I believe that the most obvious effect of the surge is the stand down of the Shia death squads, to date. I have always thought that their primary target was the Sunni insurgents and not the government. With their stand down what we are left with is the Sunni unicycle of violence.

It appears that working in the neighborhood has resulted in an increase in one of my favorite metrics for success tip line activity. This increased intelligence has led to the destruction of several car bomb operations.

I still think that the showdown with al Qaeda is likely to be in Diyala.

Great work, Dave. Thanks for the report.

Brit (not verified)

Sat, 03/24/2007 - 5:38pm
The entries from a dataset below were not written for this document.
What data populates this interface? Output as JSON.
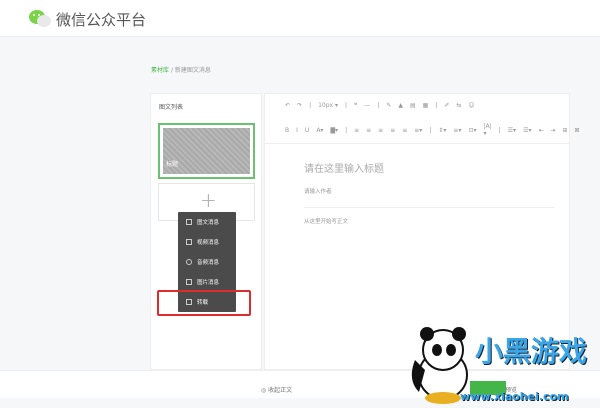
{
  "header": {
    "title": "微信公众平台"
  },
  "breadcrumb": {
    "root": "素材库",
    "sep": "/",
    "current": "新建图文消息"
  },
  "left": {
    "title": "图文列表",
    "cover_label": "标题",
    "add": "+"
  },
  "menu": [
    {
      "label": "图文消息",
      "icon": "article-icon"
    },
    {
      "label": "视频消息",
      "icon": "video-icon"
    },
    {
      "label": "音频消息",
      "icon": "mic-icon"
    },
    {
      "label": "图片消息",
      "icon": "image-icon"
    },
    {
      "label": "转载",
      "icon": "repost-icon"
    }
  ],
  "toolbar": {
    "row1": [
      "↶",
      "↷",
      "|",
      "10px ▾",
      "|",
      "❝",
      "—",
      "|",
      "✎",
      "▲",
      "▤",
      "▦",
      "|",
      "✐",
      "⇆",
      "☺"
    ],
    "row2": [
      "B",
      "I",
      "U",
      "A▾",
      "▇▾",
      "|",
      "≡",
      "≡",
      "≡",
      "≡",
      "≡",
      "≡▾",
      "|",
      "⇕▾",
      "≡▾",
      "⊡▾",
      "|A|▾",
      "|",
      "☰▾",
      "☰▾",
      "⇤",
      "⇥",
      "⊞",
      "⊠"
    ]
  },
  "editor": {
    "title_placeholder": "请在这里输入标题",
    "author_placeholder": "请输入作者",
    "body_placeholder": "从这里开始写正文"
  },
  "footer": {
    "collapse": "◎ 收起正文",
    "preview": "预览"
  },
  "watermark": {
    "text": "小黑游戏",
    "url": "www.xiaohei.com"
  },
  "colors": {
    "accent": "#44b549",
    "highlight": "#e02b2b",
    "menu_bg": "#4b4b4b"
  }
}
Actually, I would like to say one more thing. I don't doubt you're right that the latest attacks by the Islamic State in Iraq are politically counterproductive.

I just hope that nobody in the Iraqi Govt identifies that trend and decides to help it along with a few disguised attacks of their own, as the Algerian security forces did when the GIA began massacring villages.

I just hope someone's keeping an eye out to ensure that doesn't happen.

And thanks again for your time and your openness. I'm still amazed that I can go on the Internet and get the goods straight from the horse's mouth, as it were. It's absolutely unprecedented and quite remarkable.

Brit (not verified)

Sat, 03/24/2007 - 5:06pm

Cheers to you too. I won't pretend to be this war's number one fan, but I admire your forthrightness in setting out your views in an interactive public forum like this. I do believe it's a first in the history of of the better precedents set by the Iraq war.

Dave Kilcullen (not verified)

Sat, 03/24/2007 - 3:50pm

I think it's pretty much a given that we're going to see an insurgent backlash sooner or later. What is essentially happening here is that, for the first time, we are getting in at the grass roots level and competing with the insurgents for influence with the population. The desperation shown in recent insurgent attacks highlights their concern about this trend, so we have to expect some kind of come-back.

On casualty figures, we need to be wary of using them as the sole metric (either positive or negative) so to be perfectly honest I'm not quite sure where I stand on that issue just yet -- I'm working through it carefully, but I still think it's a bit too early for either jubilation or doom. We need to see how this thing plays out over months, and maybe we'll see definite trends only after they emerge.

COIN is like economics in that sense -- you get all your key trend indicators in arrears, so that you never know what the insurgency *is* right now, only what it *was* over the preceding reporting period. So, for that reason, and also perhaps because of my anthro background, I always prefer qualitative indicators (a feel for the environment based on multiple interactions analysed in conjunction with each other) rather than simply using traffic-light style numerical metrics.

I know that's not an answer to your question - I don't really have one just yet. But I'll keep you posted. cheers, Dave K

Brit (not verified)

Sat, 03/24/2007 - 3:32pm

Col Kilcullen,
I find this a reasonable assessment of encouraging early signs, and like you I've noticed, if not an air of desperation, at least a tendency to shoot themselves in the foot in some recent insurgent attacks.

But I can't help feeling that the early days of the surge are nevertheless being misrepresented by MNF.

Everyone in the US seems convinced that casualties are down. I don't think the figures bear that out.

Iraqi civilian casualties are on course to be the same as last month. US military casualties are on course to be somewhat higher than last month. Iraqi military and police casualties continue to climb steeply, and have been doing so all year. I understand that over 20 Iraqi policemen were killed today.

It may well be there are underlying positive trends under all of this, but whoever is allowing the US public to think that casualties are falling risks a backlash when the facts emerge.

I realise that MNF operates in an environment where information is a weapon, but I can't help feeling there is something dishonest about spokesmen playing up the fall in sectarian "extrajudicial killings" while failing to note the offsetting rise in insurgent violence. It's too reminiscent of the dodgy death-accounting that led to a sudden collapse of confidence in Operation Forward Together.